If cafeteria trays make you think of middle school lunch lines and inedible green beans, then the bistros of Latvia are a refreshing change. Ubiquitous throughout the country, the kafejnīcas (pronounced “café-nee-tsas”) are, in many ways, the physical embodiment of the Latvian culture: filling, wholesome, and widely shared. As the trays slide along many a plate is graced by the non-negotiable presence of potatoes – a staple food, whether they are boiled, baked, fried, mashed, or boiled and then roasted. Meat cutlets, mushroom sauces, and a medley of colorful root vegetable salads accompany the central starch. The bistro line moves with a no-nonsense-get-in-get-food-get-out mentality, the urgency of which is all but unheard of in other parts of daily life in Latvia (I once waited three hours to be served food in a traditional restaurant setting.)
However, if Latvian is not among your language repertoire, be ready for some hastily made mistakes. To master the bistro, one cannot be of the faint of heart. Initially, my vocabulary restricted me to the choice of kartupeļi (potatoes), vista (chicken), and whatever was within pointing distance. I spent a month eating sour cream thinking it was yoghurt, tried to order fish and got French fries on top of my mashed potatoes, mixed up the words for buckwheat and cucumber, and discovered the mystery ingredient that kept popping up in my salad was, in fact, “lobes of liver.”
By trial-and-error, I proceeded. There are few, if any Americans (I know of none), living in my small town, which is imbued with a rich historical, and quintessentially Latvian, air. So, I tend to attract attention and confusion as soon as I open my mouth, leading on more than several occasions to the servers asking the entire lunch-time patronage of the establishment for help with English translation when I failed to comprehend. As abashed as I was by this situation and the direct approach Latvians will take to address things, it was helpful both in the moment and long-term. The first time I finally had a complete conversation and ordered my food without assistance, the server came out from behind the counter and gave me a hug. Much like their food, Latvians may be a mystery at first, but once you grow to understand them, you will find them to be varied, deep, and culturally vibrant.

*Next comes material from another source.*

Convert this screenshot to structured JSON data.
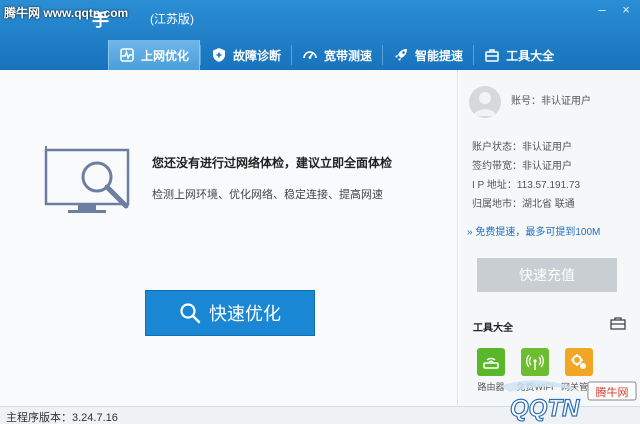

Aja grew up in rural New Hampshire, and then attended Reed College in Portland, Oregon. She graduated in May of 2018 with a B.A. in Physics and Mathematics before moving to Valmiera, Latvia. She plans to return to the US to teach math and hopefully, pursue a PhD.